• [Problem to work on]: Filter these entries so that only lines with the word "date" remain.

(Extracted records)
%%

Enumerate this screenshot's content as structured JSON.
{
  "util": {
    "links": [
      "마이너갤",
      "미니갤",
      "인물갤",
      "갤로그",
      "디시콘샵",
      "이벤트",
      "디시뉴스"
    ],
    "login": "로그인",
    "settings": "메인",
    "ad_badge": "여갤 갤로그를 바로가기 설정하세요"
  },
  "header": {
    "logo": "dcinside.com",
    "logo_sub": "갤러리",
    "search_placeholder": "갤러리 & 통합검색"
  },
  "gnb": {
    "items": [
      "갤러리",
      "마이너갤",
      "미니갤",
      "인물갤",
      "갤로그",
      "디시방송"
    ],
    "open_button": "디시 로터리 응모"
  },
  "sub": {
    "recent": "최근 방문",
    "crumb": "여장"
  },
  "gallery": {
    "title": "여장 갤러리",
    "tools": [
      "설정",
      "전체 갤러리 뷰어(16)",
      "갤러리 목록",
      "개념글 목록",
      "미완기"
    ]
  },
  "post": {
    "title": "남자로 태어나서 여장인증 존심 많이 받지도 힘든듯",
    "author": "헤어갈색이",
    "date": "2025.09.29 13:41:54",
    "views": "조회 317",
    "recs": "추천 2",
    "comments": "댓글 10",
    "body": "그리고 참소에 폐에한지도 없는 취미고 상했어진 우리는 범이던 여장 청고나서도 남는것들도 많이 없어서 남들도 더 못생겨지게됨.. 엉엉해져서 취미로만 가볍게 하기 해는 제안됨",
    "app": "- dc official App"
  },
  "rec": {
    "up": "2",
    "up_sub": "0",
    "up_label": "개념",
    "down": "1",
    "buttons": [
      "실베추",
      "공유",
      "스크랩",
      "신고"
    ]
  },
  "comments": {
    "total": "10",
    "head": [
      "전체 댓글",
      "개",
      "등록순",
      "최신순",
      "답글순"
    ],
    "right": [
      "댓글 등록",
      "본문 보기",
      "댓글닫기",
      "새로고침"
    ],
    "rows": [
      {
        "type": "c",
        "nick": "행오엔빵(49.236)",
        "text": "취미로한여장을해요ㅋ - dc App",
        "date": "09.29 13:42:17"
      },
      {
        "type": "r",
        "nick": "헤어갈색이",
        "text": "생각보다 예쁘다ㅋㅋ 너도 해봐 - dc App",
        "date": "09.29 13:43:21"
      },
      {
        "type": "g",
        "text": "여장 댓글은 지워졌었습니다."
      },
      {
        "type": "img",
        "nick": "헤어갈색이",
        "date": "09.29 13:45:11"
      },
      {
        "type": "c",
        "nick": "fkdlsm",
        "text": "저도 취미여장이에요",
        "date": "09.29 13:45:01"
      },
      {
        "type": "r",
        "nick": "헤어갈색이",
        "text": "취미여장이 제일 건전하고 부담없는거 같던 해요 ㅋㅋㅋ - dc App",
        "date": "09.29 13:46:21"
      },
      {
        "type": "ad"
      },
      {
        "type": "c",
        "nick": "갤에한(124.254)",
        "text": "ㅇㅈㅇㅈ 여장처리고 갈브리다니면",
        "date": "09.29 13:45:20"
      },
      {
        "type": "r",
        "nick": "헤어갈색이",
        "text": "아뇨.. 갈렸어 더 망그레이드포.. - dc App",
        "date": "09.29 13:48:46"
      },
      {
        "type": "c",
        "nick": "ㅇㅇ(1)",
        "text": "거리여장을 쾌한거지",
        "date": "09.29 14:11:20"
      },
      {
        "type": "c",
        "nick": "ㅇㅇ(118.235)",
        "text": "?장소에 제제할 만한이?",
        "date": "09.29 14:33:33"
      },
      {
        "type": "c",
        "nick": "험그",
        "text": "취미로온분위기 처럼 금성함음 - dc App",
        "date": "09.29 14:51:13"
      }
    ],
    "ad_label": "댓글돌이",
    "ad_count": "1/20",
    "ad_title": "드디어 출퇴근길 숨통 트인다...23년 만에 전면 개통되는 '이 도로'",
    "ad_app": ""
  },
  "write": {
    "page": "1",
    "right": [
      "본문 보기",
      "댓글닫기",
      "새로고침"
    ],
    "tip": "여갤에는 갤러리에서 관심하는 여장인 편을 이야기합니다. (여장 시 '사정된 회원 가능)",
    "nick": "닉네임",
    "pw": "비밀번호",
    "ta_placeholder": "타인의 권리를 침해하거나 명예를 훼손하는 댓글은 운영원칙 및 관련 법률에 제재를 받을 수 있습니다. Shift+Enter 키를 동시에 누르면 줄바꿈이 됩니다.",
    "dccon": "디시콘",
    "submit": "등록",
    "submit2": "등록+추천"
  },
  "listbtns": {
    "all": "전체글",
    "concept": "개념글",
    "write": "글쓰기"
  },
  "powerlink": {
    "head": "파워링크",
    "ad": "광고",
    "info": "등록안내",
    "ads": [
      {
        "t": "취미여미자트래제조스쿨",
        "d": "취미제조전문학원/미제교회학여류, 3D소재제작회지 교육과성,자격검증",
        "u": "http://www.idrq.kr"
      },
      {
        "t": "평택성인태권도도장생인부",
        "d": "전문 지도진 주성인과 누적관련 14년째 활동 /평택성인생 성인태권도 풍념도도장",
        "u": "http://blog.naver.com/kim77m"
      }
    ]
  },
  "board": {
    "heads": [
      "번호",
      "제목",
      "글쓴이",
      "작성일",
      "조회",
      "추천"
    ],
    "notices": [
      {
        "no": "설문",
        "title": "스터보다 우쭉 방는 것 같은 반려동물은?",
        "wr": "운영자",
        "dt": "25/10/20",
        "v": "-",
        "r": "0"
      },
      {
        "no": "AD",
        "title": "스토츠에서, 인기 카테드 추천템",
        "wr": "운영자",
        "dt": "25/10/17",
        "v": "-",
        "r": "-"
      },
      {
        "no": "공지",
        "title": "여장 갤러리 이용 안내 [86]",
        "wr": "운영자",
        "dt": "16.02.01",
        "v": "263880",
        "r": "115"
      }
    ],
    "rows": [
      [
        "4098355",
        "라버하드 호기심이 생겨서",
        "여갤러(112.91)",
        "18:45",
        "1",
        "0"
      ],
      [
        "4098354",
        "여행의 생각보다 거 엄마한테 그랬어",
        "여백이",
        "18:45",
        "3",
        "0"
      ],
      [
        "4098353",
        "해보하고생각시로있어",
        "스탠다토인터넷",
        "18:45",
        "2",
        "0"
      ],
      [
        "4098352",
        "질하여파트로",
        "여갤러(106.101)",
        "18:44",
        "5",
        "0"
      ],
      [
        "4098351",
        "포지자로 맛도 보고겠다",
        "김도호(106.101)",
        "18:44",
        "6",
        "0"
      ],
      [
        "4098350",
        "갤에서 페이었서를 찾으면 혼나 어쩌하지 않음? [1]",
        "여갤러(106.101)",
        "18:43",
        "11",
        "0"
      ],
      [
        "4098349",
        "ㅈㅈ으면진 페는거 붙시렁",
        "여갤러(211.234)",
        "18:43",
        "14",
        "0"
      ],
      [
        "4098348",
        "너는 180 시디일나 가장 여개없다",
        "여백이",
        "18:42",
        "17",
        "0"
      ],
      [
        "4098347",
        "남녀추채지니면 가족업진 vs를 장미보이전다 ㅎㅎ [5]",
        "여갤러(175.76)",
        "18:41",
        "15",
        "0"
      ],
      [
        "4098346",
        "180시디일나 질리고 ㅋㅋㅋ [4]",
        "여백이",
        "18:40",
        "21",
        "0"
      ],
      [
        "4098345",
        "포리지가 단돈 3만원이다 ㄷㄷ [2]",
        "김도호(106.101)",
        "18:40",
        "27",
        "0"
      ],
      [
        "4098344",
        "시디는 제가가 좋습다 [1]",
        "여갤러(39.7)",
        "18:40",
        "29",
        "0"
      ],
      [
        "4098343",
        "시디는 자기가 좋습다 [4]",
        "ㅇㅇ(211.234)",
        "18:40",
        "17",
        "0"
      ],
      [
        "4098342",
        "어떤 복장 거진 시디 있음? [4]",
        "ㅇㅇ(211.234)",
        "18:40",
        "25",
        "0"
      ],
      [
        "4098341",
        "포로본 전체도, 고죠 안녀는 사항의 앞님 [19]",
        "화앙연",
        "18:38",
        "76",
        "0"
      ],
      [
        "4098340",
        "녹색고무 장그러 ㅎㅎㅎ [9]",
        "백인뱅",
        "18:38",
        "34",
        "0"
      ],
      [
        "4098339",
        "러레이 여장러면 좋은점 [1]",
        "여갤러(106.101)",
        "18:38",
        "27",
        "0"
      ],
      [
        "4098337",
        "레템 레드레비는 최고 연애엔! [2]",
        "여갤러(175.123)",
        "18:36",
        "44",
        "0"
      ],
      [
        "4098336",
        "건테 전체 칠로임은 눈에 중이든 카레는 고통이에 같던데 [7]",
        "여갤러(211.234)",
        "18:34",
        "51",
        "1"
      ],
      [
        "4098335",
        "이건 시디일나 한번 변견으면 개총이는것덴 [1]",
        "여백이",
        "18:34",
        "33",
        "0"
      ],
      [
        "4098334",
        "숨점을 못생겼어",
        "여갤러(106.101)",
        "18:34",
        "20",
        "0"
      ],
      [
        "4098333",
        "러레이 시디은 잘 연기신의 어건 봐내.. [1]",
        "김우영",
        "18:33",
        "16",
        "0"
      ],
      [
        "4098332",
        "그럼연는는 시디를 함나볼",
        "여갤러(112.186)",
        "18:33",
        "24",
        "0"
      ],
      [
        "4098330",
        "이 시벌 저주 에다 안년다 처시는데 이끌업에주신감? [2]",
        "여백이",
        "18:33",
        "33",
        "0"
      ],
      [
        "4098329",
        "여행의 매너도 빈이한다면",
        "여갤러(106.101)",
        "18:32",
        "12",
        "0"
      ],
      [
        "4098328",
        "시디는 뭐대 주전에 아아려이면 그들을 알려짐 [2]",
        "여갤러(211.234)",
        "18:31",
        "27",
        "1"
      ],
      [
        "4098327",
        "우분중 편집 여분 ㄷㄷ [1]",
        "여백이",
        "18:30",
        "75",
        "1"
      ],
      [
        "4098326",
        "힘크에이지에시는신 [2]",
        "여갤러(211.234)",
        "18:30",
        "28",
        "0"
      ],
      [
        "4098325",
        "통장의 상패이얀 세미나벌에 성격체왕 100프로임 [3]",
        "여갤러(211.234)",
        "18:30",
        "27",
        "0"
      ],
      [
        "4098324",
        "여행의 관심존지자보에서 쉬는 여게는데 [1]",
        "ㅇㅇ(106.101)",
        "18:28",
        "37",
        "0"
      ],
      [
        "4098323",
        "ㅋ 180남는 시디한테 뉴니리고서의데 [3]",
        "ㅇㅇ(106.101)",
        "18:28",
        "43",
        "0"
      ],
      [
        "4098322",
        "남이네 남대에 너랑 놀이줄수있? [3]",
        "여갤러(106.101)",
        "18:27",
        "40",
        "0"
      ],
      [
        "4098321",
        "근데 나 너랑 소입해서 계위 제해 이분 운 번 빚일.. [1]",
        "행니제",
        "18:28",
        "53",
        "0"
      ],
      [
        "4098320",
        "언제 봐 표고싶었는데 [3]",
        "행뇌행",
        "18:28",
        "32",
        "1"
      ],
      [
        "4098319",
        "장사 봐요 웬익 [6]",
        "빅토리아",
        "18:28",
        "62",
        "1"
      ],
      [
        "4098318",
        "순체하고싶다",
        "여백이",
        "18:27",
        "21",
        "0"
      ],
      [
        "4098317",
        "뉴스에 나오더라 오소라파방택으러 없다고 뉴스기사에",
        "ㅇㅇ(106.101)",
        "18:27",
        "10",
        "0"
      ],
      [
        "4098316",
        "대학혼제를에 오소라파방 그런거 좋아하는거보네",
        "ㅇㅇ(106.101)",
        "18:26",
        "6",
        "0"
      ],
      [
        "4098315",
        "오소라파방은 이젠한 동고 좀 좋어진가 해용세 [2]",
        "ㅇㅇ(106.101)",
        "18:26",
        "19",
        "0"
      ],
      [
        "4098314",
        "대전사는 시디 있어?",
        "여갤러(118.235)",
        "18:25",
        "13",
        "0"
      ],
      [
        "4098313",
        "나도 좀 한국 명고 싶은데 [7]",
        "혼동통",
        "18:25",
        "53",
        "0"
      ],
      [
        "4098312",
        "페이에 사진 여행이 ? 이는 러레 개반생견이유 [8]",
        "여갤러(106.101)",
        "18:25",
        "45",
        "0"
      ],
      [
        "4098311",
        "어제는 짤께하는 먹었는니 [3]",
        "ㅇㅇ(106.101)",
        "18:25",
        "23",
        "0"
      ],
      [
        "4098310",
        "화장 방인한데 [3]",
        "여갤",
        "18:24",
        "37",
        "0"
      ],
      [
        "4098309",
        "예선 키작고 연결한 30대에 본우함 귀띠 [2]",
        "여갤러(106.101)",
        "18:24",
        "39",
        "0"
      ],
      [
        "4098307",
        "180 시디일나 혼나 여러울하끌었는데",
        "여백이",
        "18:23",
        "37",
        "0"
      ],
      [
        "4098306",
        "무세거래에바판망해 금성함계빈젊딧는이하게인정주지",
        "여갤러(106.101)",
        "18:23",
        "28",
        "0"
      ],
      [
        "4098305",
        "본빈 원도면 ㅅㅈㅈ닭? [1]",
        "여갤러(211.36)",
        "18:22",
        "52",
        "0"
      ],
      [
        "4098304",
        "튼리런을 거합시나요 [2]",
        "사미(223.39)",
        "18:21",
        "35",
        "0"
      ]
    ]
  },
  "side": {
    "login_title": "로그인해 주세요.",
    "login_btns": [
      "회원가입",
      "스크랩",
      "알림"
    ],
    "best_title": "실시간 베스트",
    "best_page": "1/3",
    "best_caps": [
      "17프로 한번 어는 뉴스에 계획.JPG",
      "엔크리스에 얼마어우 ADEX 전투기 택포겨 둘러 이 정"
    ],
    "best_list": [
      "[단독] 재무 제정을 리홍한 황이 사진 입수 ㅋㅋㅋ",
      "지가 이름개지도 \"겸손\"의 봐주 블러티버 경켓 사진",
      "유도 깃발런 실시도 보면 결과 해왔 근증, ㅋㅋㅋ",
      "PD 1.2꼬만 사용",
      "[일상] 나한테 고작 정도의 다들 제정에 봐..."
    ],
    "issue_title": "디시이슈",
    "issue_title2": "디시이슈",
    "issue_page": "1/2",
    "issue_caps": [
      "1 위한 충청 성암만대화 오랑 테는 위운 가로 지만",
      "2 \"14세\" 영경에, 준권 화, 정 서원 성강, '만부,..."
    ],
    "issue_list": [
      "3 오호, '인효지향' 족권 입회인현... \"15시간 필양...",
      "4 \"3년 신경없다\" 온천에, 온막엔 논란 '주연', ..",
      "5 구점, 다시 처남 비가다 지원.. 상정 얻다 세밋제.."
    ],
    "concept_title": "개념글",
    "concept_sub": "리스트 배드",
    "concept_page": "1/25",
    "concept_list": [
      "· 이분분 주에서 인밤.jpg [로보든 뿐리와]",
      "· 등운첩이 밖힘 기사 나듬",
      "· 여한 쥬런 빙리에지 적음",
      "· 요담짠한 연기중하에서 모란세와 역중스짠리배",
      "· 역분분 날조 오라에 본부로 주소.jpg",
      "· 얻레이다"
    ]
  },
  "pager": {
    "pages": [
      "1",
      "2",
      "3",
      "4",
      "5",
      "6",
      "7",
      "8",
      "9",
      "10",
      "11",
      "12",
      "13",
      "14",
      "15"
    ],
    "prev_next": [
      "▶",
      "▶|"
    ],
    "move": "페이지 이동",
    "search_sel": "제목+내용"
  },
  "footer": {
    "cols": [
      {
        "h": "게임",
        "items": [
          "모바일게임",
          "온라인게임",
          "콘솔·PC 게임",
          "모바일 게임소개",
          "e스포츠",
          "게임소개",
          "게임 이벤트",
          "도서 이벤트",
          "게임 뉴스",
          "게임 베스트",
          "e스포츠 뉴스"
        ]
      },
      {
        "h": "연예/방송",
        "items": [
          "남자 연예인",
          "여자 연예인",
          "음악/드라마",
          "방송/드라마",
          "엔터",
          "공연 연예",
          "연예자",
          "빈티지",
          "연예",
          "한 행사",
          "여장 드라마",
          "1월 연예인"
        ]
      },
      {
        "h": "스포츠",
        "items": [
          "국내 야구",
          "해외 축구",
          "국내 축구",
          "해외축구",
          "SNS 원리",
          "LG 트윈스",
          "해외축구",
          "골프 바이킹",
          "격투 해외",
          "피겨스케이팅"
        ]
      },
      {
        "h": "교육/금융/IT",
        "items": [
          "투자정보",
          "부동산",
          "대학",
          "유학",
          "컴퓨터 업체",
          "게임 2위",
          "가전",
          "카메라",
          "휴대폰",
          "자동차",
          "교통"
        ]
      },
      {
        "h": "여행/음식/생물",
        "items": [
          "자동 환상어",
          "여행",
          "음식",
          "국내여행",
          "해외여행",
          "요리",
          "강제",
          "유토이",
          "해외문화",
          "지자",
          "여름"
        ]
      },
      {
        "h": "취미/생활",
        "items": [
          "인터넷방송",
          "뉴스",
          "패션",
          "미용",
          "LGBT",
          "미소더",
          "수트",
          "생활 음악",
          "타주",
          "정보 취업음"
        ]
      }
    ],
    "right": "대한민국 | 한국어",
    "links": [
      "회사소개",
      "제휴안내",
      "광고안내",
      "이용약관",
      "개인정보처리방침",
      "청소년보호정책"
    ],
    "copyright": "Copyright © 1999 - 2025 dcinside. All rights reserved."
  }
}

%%

• [Answer box]:
    "date": "2025.09.29 13:41:54",
        "date": "09.29 13:42:17"
        "date": "09.29 13:43:21"
        "date": "09.29 13:45:11"
        "date": "09.29 13:45:01"
        "date": "09.29 13:46:21"
        "date": "09.29 13:45:20"
        "date": "09.29 13:48:46"
        "date": "09.29 14:11:20"
        "date": "09.29 14:33:33"
        "date": "09.29 14:51:13"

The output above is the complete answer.